On the street
I don’t think so. I think people who are always using their cell phone and the Internet are usually chatting with their friends and not their families. If anything I think it pushes them apart.
Parents and children might rush through their days in different directions, but the American family is as tight-knit as in the last generation - or more so - because of the widespread use of cell phones and the Internet, according to a new poll.
In what was described as the first detailed survey of its kind, researchers reported that family life has not been weakened by new technology. Rather, families have compensated for the stress and hurry of modern life with cell phones, e-mail and text messages.
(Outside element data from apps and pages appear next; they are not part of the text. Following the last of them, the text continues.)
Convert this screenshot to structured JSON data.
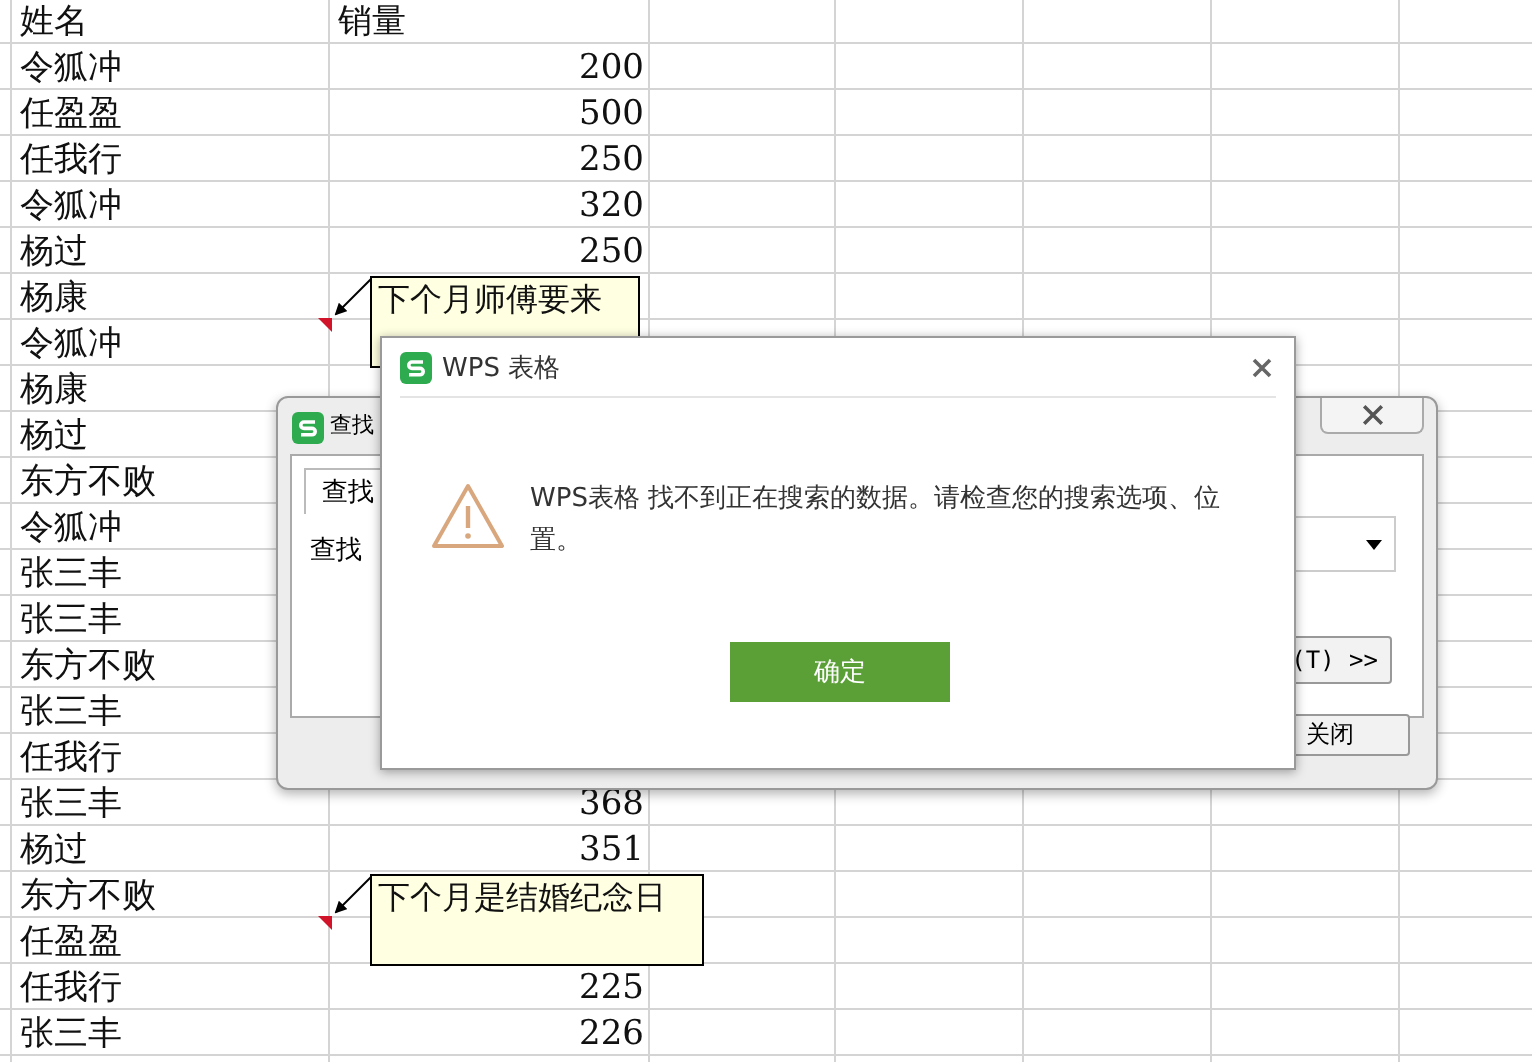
{
  "sheet": {
    "columns": [
      "姓名",
      "销量"
    ],
    "rows": [
      {
        "name": "令狐冲",
        "sales": "200"
      },
      {
        "name": "任盈盈",
        "sales": "500"
      },
      {
        "name": "任我行",
        "sales": "250"
      },
      {
        "name": "令狐冲",
        "sales": "320"
      },
      {
        "name": "杨过",
        "sales": "250"
      },
      {
        "name": "杨康"
      },
      {
        "name": "令狐冲",
        "comment": "下个月师傅要来"
      },
      {
        "name": "杨康"
      },
      {
        "name": "杨过"
      },
      {
        "name": "东方不败"
      },
      {
        "name": "令狐冲"
      },
      {
        "name": "张三丰"
      },
      {
        "name": "张三丰"
      },
      {
        "name": "东方不败"
      },
      {
        "name": "张三丰"
      },
      {
        "name": "任我行"
      },
      {
        "name": "张三丰",
        "sales": "368"
      },
      {
        "name": "杨过",
        "sales": "351"
      },
      {
        "name": "东方不败"
      },
      {
        "name": "任盈盈",
        "comment": "下个月是结婚纪念日"
      },
      {
        "name": "任我行",
        "sales": "225"
      },
      {
        "name": "张三丰",
        "sales": "226"
      }
    ]
  },
  "find_dialog": {
    "title": "查找",
    "tab": "查找",
    "label": "查找",
    "options_button": "(T) >>",
    "close_button": "关闭"
  },
  "alert": {
    "title": "WPS 表格",
    "message": "WPS表格 找不到正在搜索的数据。请检查您的搜索选项、位置。",
    "ok_button": "确定"
  }
}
"There had been some fears that the Internet had been taking people away from each other," said Barry Wellman, a sociology professor at the University of Toronto and one of the authors of the report, published by the Pew Internet and American Life Project. "We found just the opposite."
In the poll, 60 percent of adults said that the new technologies did not affect the closeness of their family, while 25 percent said cell phones and online communication made their families closer and 11 percent said that the technology had a negative effect.
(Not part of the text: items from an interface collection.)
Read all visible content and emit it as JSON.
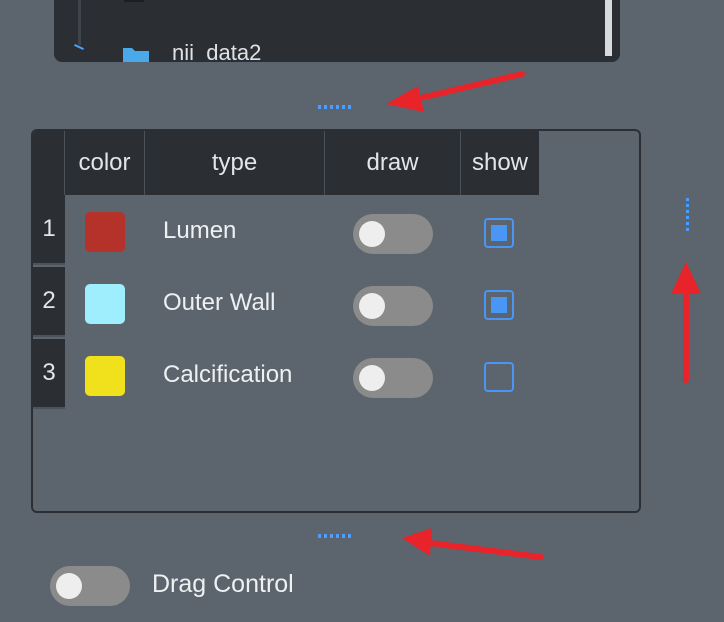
{
  "tree": {
    "node_label": "nii_data2"
  },
  "table": {
    "headers": {
      "color": "color",
      "type": "type",
      "draw": "draw",
      "show": "show"
    },
    "rows": [
      {
        "index": "1",
        "type": "Lumen",
        "color": "#b5322a",
        "draw_on": false,
        "show_checked": true
      },
      {
        "index": "2",
        "type": "Outer Wall",
        "color": "#9eeefe",
        "draw_on": false,
        "show_checked": true
      },
      {
        "index": "3",
        "type": "Calcification",
        "color": "#f0e11c",
        "draw_on": false,
        "show_checked": false
      }
    ]
  },
  "drag_control": {
    "label": "Drag Control",
    "on": false
  },
  "colors": {
    "background": "#5c656d",
    "panel_dark": "#2b2f33",
    "accent_blue": "#4a96f5",
    "annotation_red": "#e8232a"
  },
  "icons": [
    "folder-icon",
    "splitter-handle-icon",
    "annotation-arrow-icon"
  ]
}
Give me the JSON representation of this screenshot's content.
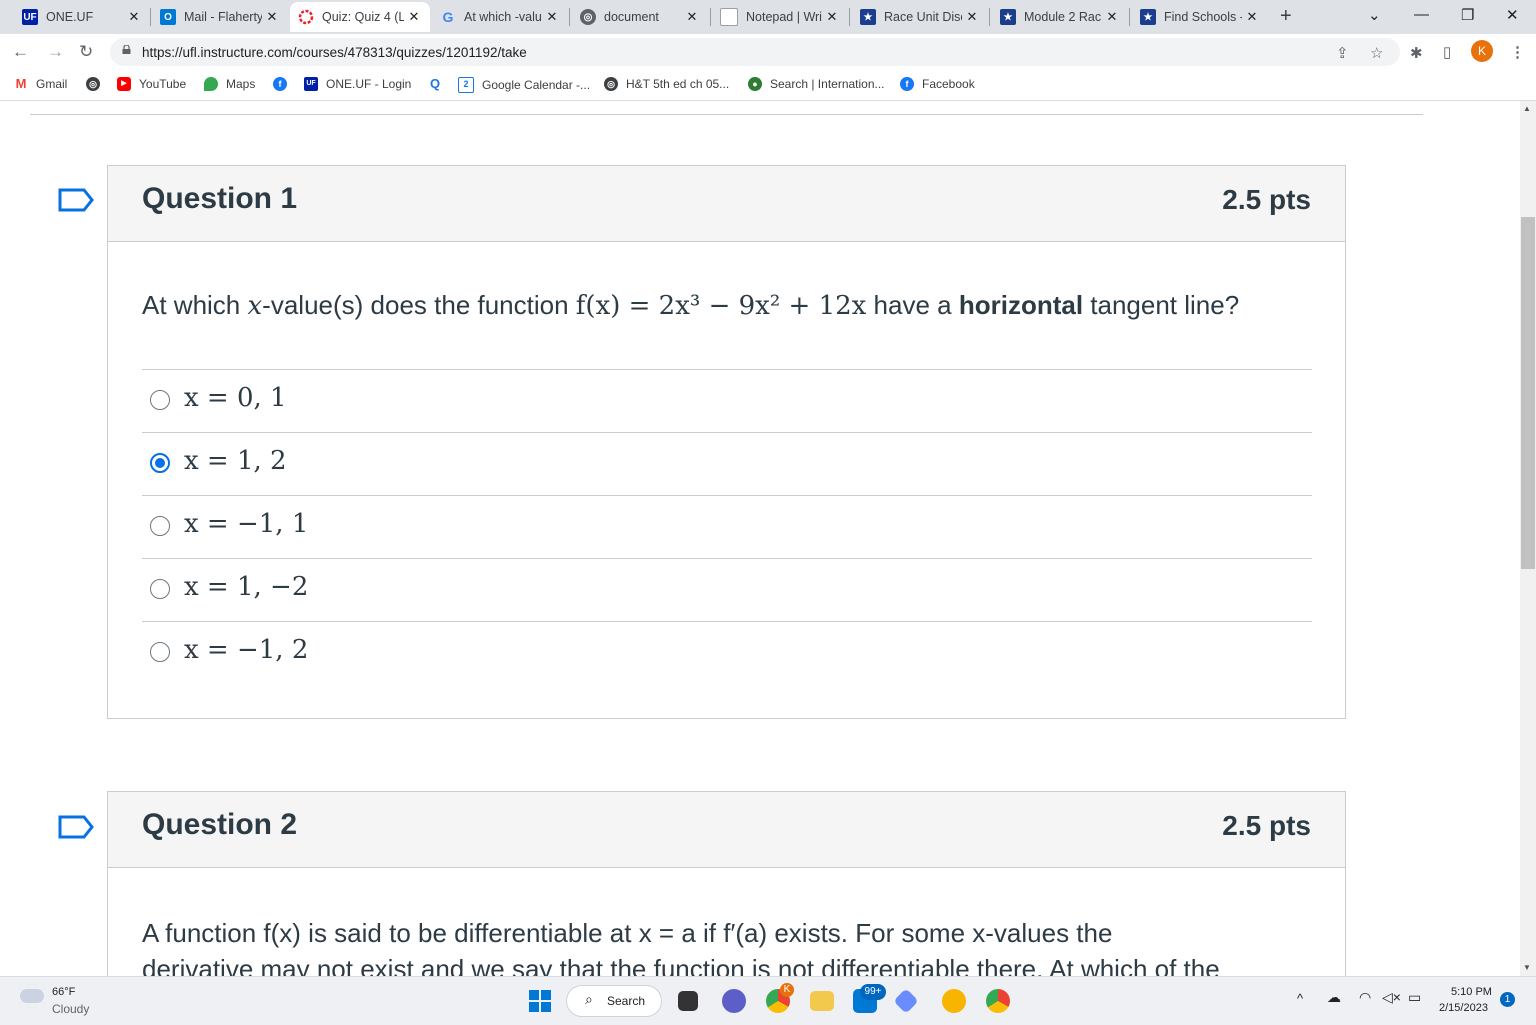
{
  "browser": {
    "tabs": [
      {
        "title": "ONE.UF",
        "favicon": "uf-logo-icon",
        "active": false
      },
      {
        "title": "Mail - Flaherty",
        "favicon": "outlook-icon",
        "active": false
      },
      {
        "title": "Quiz: Quiz 4 (L",
        "favicon": "canvas-icon",
        "active": true
      },
      {
        "title": "At which -valu",
        "favicon": "google-icon",
        "active": false
      },
      {
        "title": "document",
        "favicon": "globe-icon",
        "active": false
      },
      {
        "title": "Notepad | Wri",
        "favicon": "notepad-icon",
        "active": false
      },
      {
        "title": "Race Unit Disc",
        "favicon": "star-icon",
        "active": false
      },
      {
        "title": "Module 2 Rac",
        "favicon": "star-icon",
        "active": false
      },
      {
        "title": "Find Schools -",
        "favicon": "star-icon",
        "active": false
      }
    ],
    "url": "https://ufl.instructure.com/courses/478313/quizzes/1201192/take",
    "profile_initial": "K",
    "bookmarks": [
      "Gmail",
      "",
      "YouTube",
      "Maps",
      "",
      "ONE.UF - Login",
      "",
      "Google Calendar -...",
      "H&T 5th ed ch 05...",
      "Search | Internation...",
      "Facebook"
    ],
    "calendar_day": "2",
    "accent": "#1a73e8"
  },
  "quiz": {
    "questions": [
      {
        "name": "Question 1",
        "points": "2.5 pts",
        "text_prefix": "At which ",
        "text_var": "x",
        "text_mid": "-value(s) does the function ",
        "text_func": "f(x) = 2x³ − 9x² + 12x",
        "text_pre_bold": " have a ",
        "text_bold": "horizontal",
        "text_suffix": " tangent line?",
        "answers": [
          {
            "label": "x = 0, 1",
            "selected": false
          },
          {
            "label": "x = 1, 2",
            "selected": true
          },
          {
            "label": "x = −1, 1",
            "selected": false
          },
          {
            "label": "x = 1, −2",
            "selected": false
          },
          {
            "label": "x = −1, 2",
            "selected": false
          }
        ]
      },
      {
        "name": "Question 2",
        "points": "2.5 pts",
        "text_line1": "A function f(x) is said to be differentiable at x = a if f′(a) exists.  For some x-values the",
        "text_line2": "derivative may not exist and we say that the function is not differentiable there.  At which of the"
      }
    ],
    "selected_color": "#0770e3"
  },
  "taskbar": {
    "weather_temp": "66°F",
    "weather_desc": "Cloudy",
    "search_label": "Search",
    "mail_badge": "99+",
    "time": "5:10 PM",
    "date": "2/15/2023",
    "notification_count": "1"
  }
}
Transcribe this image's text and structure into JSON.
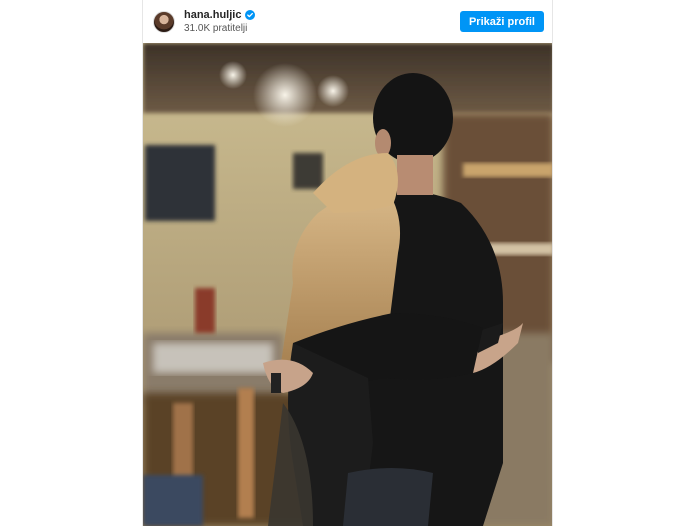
{
  "post": {
    "username": "hana.huljic",
    "verified": true,
    "followers": "31.0K pratitelji",
    "view_profile_label": "Prikaži profil",
    "image_description": "blurred-restaurant-embrace",
    "icons": {
      "avatar": "profile-photo",
      "verified": "verified-badge-icon"
    },
    "colors": {
      "button": "#0095f6",
      "verified": "#0095f6"
    }
  }
}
Wellman said families appreciated the innovations because "they know what each other is doing during the day."
The findings were based on a nationally representative poll of 2,252 people, which explored technology use and profiled a group of 482 adults who were married or living together with minor children.
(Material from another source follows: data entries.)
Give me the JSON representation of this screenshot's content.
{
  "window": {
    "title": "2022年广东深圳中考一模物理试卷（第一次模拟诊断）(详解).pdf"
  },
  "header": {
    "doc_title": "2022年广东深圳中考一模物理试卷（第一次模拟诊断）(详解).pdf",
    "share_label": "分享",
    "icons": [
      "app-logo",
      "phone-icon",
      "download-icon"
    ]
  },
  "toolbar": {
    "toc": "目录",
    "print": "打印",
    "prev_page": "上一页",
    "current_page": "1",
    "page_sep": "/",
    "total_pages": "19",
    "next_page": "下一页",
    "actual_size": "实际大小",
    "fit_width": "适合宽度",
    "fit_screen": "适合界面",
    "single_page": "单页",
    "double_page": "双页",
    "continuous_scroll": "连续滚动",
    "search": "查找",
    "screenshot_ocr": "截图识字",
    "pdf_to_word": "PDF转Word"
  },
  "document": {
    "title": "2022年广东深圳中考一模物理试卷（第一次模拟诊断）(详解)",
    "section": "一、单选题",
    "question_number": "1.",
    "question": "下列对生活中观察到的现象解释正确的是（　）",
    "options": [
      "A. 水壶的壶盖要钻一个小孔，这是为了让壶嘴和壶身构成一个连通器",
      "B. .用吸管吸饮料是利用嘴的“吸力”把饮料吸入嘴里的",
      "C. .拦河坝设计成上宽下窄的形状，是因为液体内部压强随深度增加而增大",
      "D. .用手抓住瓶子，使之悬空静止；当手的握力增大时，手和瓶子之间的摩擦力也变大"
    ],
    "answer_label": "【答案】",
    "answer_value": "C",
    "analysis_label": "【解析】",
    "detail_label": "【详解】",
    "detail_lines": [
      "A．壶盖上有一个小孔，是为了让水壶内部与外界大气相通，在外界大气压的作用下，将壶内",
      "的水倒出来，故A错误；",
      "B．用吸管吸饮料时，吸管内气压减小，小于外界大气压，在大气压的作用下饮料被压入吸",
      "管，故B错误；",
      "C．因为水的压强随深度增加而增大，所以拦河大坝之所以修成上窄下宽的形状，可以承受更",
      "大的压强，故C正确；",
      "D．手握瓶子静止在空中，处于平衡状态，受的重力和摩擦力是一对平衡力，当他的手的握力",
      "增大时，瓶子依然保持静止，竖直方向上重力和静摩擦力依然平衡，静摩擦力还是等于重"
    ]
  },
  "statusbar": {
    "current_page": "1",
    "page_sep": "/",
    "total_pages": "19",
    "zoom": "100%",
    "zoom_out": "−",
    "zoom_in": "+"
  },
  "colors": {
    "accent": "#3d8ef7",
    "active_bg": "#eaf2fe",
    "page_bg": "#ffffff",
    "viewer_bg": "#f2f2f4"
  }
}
Cell phones and Internet use were widespread in two-parent households, regardless of education, income, employment, race and ethnicity, with 94 percent saying at least one adult used the Internet and 84 percent saying children did.
This marks a large change in short order. Only since the start of the decade has a majority of Americans been Internet and cell phone users, researchers said.
Where technology has changed family life, those polled said it was for the good. Forty-seven percent of adults said cell phones and the Internet had improved the quality of family communication. Another 47 percent said there was no effect, and 2 percent said there had been a decrease in quality.
The ease of being in touch has created a phenomenon called "love taps," in which couples exchange hellos with a regularity that did not exist 10 years ago.